During Michaelmas Term 2023, Kira Kohlgrüber (Frankfurt) and Karen Wenzel (Augsburg) worked as research interns with Henrike Lähnemann. Here Kira reports on behalf of both of them on highlights of their time in the city, on working with manuscripts, Reformation pamphlets, and xml, and being part of the History of the Book group at the Faculty of Medieval and Modern Languages.
When I flew to Oxford in September, it was a very exciting experience. Initially, I gained a considerable amount of technical knowledge related to working with digital editions through the XML Summer School. In the beginning, I was somewhat on my own, but I had the opportunity to explore Oxford, its beautiful architecture, and meet its very friendly people. Early on, I participated in the two-day workshop titled Itinaries of the Grotesque by Raphaële Garrod and Raymond Carlson. The workshop explored the various natures of grotesque representations in art and literature from different European and transatlantic origins. It took place at the beautiful Magdalen College in Oxford, providing a fascinating insight into interdisciplinary work across various disciplines.
After a few weeks, Karen joined, and it was delightful to share the experience of an internship at such a prestigious university as Oxford with another person. At the start of the actual internship, it wasn’t entirely clear how our time in Oxford would unfold. Henrike Lähnemann had mentioned some topics that might come up during the Michaelmas Term, but the specifics of what we, as interns, would be doing were clarified only shortly before. The initial days in England were relatively relaxed, with organizational events, introductions to buildings, and the internship, leaving enough time to explore the city in the afternoons.
Soon, it became apparent that our main task would be contributing to the edition of the Lutheran pamphlet called the “Mönchkalb.” Since there was still much work to be done on this edition, it occupied almost the entire term. We were able to support and directly engage in the editing work. Previously, we hadn’t dealt much with Luther’s pamphlets and had primarily worked with manuscripts rather than prints, especially not with editions in four different languages. However, this work in a related but new field added to the allure. I worked on completing the French version and Karen on the Latin Interpretatio Monachouituli Monstri Fribergae .
Amidst this work, there was still time for other activities. Henrike Lähnemann frequently encouraged us to attend various events and visit different places. For instance, in early November, we had the opportunity to attend the one-day workshop Germanic Collections in Britain at UCL in London.
Additionally, we had the chance to try our hand at early modern printing presses. The Bodleian Libraries’ print workshop had several printing presses, with a special highlight being a replica of the Dürer press made of wood, operated with considerable physical effort. We were able to print the fascinating and handmade Dürer alphabet. Being in a real printing press, manually bringing our texts to paper with lead letters and ink, felt like a leap back into the early modern period.

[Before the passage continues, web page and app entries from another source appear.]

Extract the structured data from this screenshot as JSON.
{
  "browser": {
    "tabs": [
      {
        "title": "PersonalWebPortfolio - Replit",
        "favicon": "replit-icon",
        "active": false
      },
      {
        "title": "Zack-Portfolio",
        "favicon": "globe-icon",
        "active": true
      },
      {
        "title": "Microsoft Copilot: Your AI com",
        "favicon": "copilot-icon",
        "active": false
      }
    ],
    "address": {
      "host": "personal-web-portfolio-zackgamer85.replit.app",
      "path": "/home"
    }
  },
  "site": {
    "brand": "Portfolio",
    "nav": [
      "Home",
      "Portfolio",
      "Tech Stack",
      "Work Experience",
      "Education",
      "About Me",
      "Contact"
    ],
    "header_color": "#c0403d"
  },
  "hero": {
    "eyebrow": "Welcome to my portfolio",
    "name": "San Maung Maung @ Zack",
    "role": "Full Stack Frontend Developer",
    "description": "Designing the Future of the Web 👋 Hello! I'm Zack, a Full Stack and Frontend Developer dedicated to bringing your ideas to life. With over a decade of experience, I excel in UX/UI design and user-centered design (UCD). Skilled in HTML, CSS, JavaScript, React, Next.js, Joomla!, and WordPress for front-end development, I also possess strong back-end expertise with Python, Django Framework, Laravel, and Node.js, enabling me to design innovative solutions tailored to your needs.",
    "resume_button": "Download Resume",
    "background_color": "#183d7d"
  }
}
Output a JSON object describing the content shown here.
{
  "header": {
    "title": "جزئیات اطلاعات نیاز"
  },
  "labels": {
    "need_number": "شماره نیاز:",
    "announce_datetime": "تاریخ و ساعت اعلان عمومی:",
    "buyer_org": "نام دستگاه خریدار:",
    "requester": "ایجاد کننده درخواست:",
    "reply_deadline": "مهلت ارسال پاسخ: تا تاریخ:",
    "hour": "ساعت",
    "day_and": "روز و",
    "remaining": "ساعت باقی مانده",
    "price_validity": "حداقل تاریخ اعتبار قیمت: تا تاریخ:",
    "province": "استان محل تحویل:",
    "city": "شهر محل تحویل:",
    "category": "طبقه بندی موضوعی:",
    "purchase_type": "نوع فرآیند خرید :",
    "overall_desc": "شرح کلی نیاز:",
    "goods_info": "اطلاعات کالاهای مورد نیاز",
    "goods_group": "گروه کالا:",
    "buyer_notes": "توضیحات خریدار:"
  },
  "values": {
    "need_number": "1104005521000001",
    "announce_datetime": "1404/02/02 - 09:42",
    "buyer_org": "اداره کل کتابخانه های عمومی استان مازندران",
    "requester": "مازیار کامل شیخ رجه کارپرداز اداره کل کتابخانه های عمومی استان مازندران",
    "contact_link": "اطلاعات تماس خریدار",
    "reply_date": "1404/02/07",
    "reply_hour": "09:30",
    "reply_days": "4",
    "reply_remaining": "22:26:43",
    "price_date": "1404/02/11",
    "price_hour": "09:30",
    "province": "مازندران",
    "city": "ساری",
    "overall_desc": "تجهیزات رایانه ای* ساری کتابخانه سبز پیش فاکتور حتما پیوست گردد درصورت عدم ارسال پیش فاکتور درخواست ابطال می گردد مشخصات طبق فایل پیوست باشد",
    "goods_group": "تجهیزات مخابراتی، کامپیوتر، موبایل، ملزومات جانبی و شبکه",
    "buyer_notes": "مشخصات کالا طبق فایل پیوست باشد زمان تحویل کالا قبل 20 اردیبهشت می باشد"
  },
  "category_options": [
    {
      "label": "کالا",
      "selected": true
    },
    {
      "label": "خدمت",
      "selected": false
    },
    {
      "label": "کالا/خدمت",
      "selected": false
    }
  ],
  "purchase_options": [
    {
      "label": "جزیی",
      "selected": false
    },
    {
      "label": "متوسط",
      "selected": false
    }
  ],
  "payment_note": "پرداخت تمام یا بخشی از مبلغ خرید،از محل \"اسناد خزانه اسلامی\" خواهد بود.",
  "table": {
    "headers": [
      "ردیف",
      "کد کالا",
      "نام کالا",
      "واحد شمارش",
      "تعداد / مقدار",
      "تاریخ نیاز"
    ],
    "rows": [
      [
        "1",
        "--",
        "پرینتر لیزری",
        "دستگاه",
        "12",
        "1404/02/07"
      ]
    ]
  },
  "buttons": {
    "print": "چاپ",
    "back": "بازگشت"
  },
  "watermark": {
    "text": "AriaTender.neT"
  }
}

This experience helped us better understand the typographical errors in Luther’s texts, as it’s remarkably easy to grab the wrong letter in the heat of the moment.
Participating in seminars was another aspect of the internship. In the “History of the Book” seminar led by Henrike Lähnemann, we explored various interesting topics related to books throughout different centuries. Simultaneously, we regularly exchanged ideas with students from various language areas. The second weekly course focused on the Graduate Medieval Seminar, which, during the Michaelmas Term, delved into Konrad Fleck’s text “Flore und Blanscheflur.” We had heard of the work before but had not really engaged with the text ourselves. The weekly changing topics allowed for diverse and interesting approaches to the medieval work, and we learned a lot.
The combination of scholarly work, interaction with students and scholars, made for a compelling and unique experience. The activities related to the edition of the “Mönchkalb” were extremely diverse and challenging. Our tasks included simple proofreading, encoding texts using XML, and going on a wild college tour to inspect all copies of the Latin edition of Luther’s works in the college libraries, measuring and comparing the original woodcuts. These varied tasks not only deepened our knowledge in the field of text editing but also expanded our skills in handling historical prints and digital encoding processes. One unexpected aspect was the training of social media skills. We took photos or recorded videos at various events organized by Henrike Lähnemann or the “History of the Book” seminar and used them to set up an Instagram account.
Both the internship and the work on the edition culminated in the launch event on 1 December 2023. Alongside many other participants, we publicly read a portion of the German edition text and celebrated the completion of the work with printed edition copies in hand. However, the work wasn’t entirely finished, as there were still some tasks for the digital representation of the edition on the website.
It was wonderful to complete the internship together and mutually support each other. Apart from the office, we also met many interesting and incredibly nice people in Oxford. Both socially and professionally, the internship was a significant enrichment, and it’s a bit sad to leave the city and the people after the term ends.
Oxford has certainly not seen the last of us.